WHAT YOU SHOULD DO: This calls for a word-for-word copy of all the data, with each picture removed.

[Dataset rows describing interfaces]
───
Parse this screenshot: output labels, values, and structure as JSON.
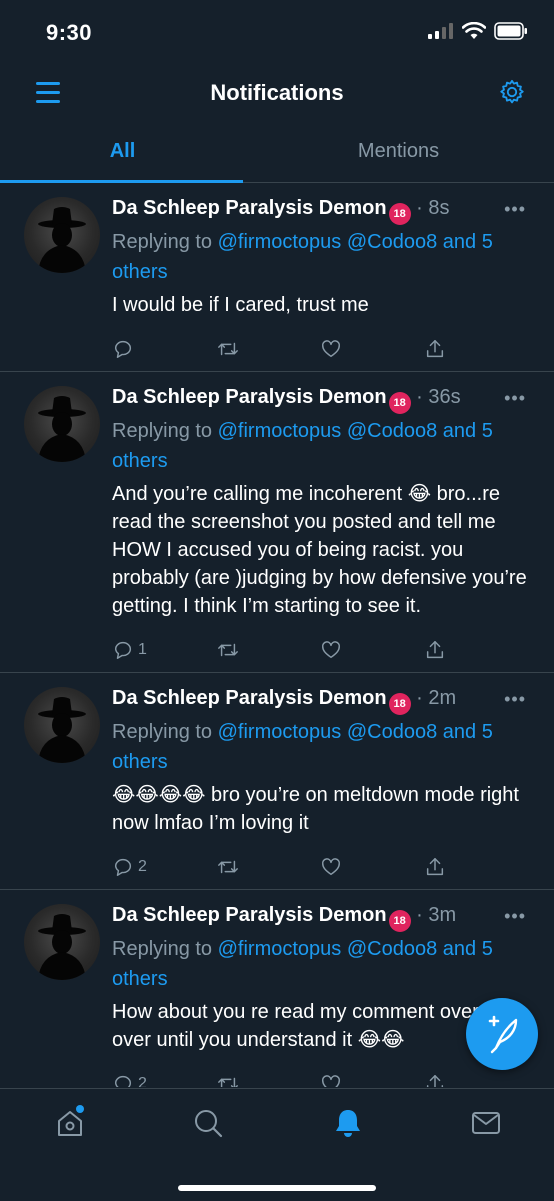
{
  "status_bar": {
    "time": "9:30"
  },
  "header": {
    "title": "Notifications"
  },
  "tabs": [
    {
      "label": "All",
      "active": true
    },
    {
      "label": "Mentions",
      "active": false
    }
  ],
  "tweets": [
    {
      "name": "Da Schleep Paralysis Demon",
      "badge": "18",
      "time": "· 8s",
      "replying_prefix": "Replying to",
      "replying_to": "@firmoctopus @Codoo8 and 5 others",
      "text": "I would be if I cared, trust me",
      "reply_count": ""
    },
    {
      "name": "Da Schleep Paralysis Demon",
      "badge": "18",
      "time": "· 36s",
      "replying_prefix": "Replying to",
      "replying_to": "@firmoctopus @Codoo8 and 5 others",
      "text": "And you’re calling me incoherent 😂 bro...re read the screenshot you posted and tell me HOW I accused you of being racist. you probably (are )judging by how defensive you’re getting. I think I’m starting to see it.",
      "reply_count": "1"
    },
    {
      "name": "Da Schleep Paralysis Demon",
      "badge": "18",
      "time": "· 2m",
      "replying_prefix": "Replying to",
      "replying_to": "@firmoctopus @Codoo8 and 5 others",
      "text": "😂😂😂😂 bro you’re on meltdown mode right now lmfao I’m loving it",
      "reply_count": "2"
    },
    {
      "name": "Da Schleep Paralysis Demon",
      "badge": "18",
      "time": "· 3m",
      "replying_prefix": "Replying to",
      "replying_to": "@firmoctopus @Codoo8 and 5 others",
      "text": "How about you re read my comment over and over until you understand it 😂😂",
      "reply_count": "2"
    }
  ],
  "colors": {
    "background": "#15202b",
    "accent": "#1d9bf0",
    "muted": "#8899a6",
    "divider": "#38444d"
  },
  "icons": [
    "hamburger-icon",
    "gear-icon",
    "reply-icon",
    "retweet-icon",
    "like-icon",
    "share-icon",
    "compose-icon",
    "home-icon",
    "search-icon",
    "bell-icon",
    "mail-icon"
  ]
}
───
RESPONSE TO THE TASK:
Parse this screenshot: output labels, values, and structure as JSON.
{
  "status_bar": {
    "time": "9:30"
  },
  "header": {
    "title": "Notifications"
  },
  "tabs": [
    {
      "label": "All",
      "active": true
    },
    {
      "label": "Mentions",
      "active": false
    }
  ],
  "tweets": [
    {
      "name": "Da Schleep Paralysis Demon",
      "badge": "18",
      "time": "· 8s",
      "replying_prefix": "Replying to",
      "replying_to": "@firmoctopus @Codoo8 and 5 others",
      "text": "I would be if I cared, trust me",
      "reply_count": ""
    },
    {
      "name": "Da Schleep Paralysis Demon",
      "badge": "18",
      "time": "· 36s",
      "replying_prefix": "Replying to",
      "replying_to": "@firmoctopus @Codoo8 and 5 others",
      "text": "And you’re calling me incoherent 😂 bro...re read the screenshot you posted and tell me HOW I accused you of being racist. you probably (are )judging by how defensive you’re getting. I think I’m starting to see it.",
      "reply_count": "1"
    },
    {
      "name": "Da Schleep Paralysis Demon",
      "badge": "18",
      "time": "· 2m",
      "replying_prefix": "Replying to",
      "replying_to": "@firmoctopus @Codoo8 and 5 others",
      "text": "😂😂😂😂 bro you’re on meltdown mode right now lmfao I’m loving it",
      "reply_count": "2"
    },
    {
      "name": "Da Schleep Paralysis Demon",
      "badge": "18",
      "time": "· 3m",
      "replying_prefix": "Replying to",
      "replying_to": "@firmoctopus @Codoo8 and 5 others",
      "text": "How about you re read my comment over and over until you understand it 😂😂",
      "reply_count": "2"
    }
  ],
  "colors": {
    "background": "#15202b",
    "accent": "#1d9bf0",
    "muted": "#8899a6",
    "divider": "#38444d"
  },
  "icons": [
    "hamburger-icon",
    "gear-icon",
    "reply-icon",
    "retweet-icon",
    "like-icon",
    "share-icon",
    "compose-icon",
    "home-icon",
    "search-icon",
    "bell-icon",
    "mail-icon"
  ]
}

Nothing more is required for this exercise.